“You really put all your trust in the drivers,” said Teiser, “not least because they are navigating one-lane dirt roads on mountainsides in the highest parts of the world.” Teiser added that the drivers are a great asset since many are bilingual in Chinese and Tibetan.
Also last summer, Teiser and his colleagues laid the groundwork for visiting the temples next year by asking permission of the monks, who control access to working monasteries, and governmental officials, who oversee visits to archaeological sites.
This month, Teiser will host a meeting at Princeton of the core faculty members to further plan the pedagogy of the seminar.
Other Tibet offerings
Teiser earned his Ph.D. from Princeton in 1986. He joined the Princeton faculty in 1988, after teaching at Middlebury College and the University of Southern California.
Teiser’s work for the Tibet seminar meshes well with his research interests. This year, he will publish “Reinventing the Wheel: Paintings of Rebirth in Medieval Buddhist Temples,” which examines pictures of the afterlife in India, central Asia, Tibet, China and Japan. The work directly combines the study of texts and images — the same approach that is central to the seminar.
While the University does not currently offer continuing courses in Tibetan studies, Teiser noted that next year the Princeton Institute for International and Regional Studies will sponsor an undergraduate class on modern Tibetan history. He also said that one of the newly appointed postdoctoral fellows in the Society of Fellows in the Liberal Arts, Andrew Quintman, will offer courses in the area of Tibet and the cultural history of Buddhist texts during his three-year appointment from 2006 through 2009.
After the seminar in 2007, Teiser expects that the program will continue under the sponsorship of other universities. Teiser pointed out, “Senior scholars in this field received their training among Tibetan communities in exile in India, Nepal or the West. Until now, art history has focused on temples outside of Tibet or on paintings and sculptures in Western collections.” With Princeton’s sponsorship of the Tibet seminar, he said, “the next generation will have new opportunities for interdisciplinary study at previously inaccessible sites.”

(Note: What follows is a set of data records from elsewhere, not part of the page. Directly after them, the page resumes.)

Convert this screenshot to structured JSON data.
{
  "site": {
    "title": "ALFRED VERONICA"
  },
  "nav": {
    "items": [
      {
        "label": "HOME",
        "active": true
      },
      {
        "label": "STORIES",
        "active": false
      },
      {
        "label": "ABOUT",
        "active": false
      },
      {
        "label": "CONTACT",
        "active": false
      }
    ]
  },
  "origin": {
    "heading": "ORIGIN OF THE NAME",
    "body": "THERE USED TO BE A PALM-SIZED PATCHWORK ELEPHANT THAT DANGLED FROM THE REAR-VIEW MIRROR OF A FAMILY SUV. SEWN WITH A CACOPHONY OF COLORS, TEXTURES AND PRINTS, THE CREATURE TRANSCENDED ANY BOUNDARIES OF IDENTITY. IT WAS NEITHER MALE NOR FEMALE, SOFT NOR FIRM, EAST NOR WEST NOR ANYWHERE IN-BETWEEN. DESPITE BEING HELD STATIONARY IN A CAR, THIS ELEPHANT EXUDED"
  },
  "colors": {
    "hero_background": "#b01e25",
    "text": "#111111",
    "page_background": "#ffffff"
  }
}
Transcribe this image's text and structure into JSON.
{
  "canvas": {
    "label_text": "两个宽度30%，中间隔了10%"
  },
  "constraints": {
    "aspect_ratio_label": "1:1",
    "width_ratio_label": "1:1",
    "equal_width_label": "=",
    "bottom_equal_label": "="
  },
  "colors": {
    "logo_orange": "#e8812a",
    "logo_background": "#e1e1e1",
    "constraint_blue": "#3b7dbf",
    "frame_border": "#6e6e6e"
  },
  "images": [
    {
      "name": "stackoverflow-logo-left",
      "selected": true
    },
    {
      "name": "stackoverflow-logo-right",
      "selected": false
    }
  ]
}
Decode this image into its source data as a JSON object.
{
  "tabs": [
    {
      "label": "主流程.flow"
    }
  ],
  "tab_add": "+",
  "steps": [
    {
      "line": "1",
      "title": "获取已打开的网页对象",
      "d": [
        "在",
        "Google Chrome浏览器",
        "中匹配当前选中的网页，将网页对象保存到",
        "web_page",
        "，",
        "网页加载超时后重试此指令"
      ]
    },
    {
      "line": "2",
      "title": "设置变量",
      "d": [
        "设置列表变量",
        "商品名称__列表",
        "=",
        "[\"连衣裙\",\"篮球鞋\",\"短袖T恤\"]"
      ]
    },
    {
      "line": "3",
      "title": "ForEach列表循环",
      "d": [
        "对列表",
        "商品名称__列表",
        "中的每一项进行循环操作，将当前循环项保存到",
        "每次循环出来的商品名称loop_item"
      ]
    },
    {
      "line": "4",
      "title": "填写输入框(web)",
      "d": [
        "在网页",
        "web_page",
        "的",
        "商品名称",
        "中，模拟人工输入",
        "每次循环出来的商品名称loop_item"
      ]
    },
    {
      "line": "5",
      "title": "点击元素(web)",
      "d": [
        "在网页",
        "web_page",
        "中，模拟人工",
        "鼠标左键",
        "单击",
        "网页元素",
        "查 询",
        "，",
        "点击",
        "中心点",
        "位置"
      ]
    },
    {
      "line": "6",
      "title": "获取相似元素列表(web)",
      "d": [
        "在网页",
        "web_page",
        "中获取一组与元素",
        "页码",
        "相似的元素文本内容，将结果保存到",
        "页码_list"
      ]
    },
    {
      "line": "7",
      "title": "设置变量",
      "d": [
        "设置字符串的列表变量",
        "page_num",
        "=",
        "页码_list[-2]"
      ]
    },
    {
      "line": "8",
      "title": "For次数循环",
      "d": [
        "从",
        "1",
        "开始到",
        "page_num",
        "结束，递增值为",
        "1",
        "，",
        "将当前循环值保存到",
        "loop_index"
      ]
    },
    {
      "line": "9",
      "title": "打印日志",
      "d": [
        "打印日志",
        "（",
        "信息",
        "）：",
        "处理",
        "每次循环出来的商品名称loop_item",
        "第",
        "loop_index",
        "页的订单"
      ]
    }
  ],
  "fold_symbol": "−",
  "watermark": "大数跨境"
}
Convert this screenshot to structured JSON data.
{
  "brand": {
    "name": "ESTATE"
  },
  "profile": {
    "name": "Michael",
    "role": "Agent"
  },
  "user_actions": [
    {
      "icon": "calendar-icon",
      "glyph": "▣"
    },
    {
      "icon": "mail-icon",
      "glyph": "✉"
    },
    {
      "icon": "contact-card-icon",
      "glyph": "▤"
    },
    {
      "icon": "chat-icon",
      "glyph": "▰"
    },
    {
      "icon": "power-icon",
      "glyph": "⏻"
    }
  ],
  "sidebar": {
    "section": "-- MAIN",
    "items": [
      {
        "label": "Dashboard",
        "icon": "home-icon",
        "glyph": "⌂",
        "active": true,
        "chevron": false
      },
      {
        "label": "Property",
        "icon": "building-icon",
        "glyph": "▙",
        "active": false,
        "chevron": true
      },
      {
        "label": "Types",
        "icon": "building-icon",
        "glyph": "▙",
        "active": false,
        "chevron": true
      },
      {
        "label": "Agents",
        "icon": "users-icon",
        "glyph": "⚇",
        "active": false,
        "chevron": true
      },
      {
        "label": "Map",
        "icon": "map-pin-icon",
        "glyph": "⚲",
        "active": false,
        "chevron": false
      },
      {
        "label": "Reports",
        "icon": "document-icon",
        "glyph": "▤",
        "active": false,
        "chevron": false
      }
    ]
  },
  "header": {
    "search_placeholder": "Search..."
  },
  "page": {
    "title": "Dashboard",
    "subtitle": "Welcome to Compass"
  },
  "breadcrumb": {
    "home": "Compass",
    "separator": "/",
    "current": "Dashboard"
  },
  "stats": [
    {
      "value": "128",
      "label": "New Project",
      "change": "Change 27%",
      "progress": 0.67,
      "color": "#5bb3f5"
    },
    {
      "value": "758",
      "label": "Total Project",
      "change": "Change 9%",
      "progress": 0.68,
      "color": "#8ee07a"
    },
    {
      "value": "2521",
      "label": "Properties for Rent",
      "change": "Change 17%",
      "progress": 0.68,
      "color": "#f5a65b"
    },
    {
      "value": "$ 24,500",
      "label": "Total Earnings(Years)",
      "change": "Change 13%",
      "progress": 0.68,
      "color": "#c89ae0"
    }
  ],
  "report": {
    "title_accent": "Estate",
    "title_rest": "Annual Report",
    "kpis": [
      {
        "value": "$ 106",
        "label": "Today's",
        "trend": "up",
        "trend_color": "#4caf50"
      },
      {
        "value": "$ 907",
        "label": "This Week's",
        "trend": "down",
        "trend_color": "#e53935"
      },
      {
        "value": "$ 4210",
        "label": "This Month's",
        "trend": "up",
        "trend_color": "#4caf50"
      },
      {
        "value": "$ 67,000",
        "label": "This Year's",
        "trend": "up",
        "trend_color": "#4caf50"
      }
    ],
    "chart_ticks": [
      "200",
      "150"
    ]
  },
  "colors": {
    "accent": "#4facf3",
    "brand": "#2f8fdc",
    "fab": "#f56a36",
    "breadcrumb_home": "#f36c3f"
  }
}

More information about the Tibet seminar is available at www.princeton.edu/TibetSem.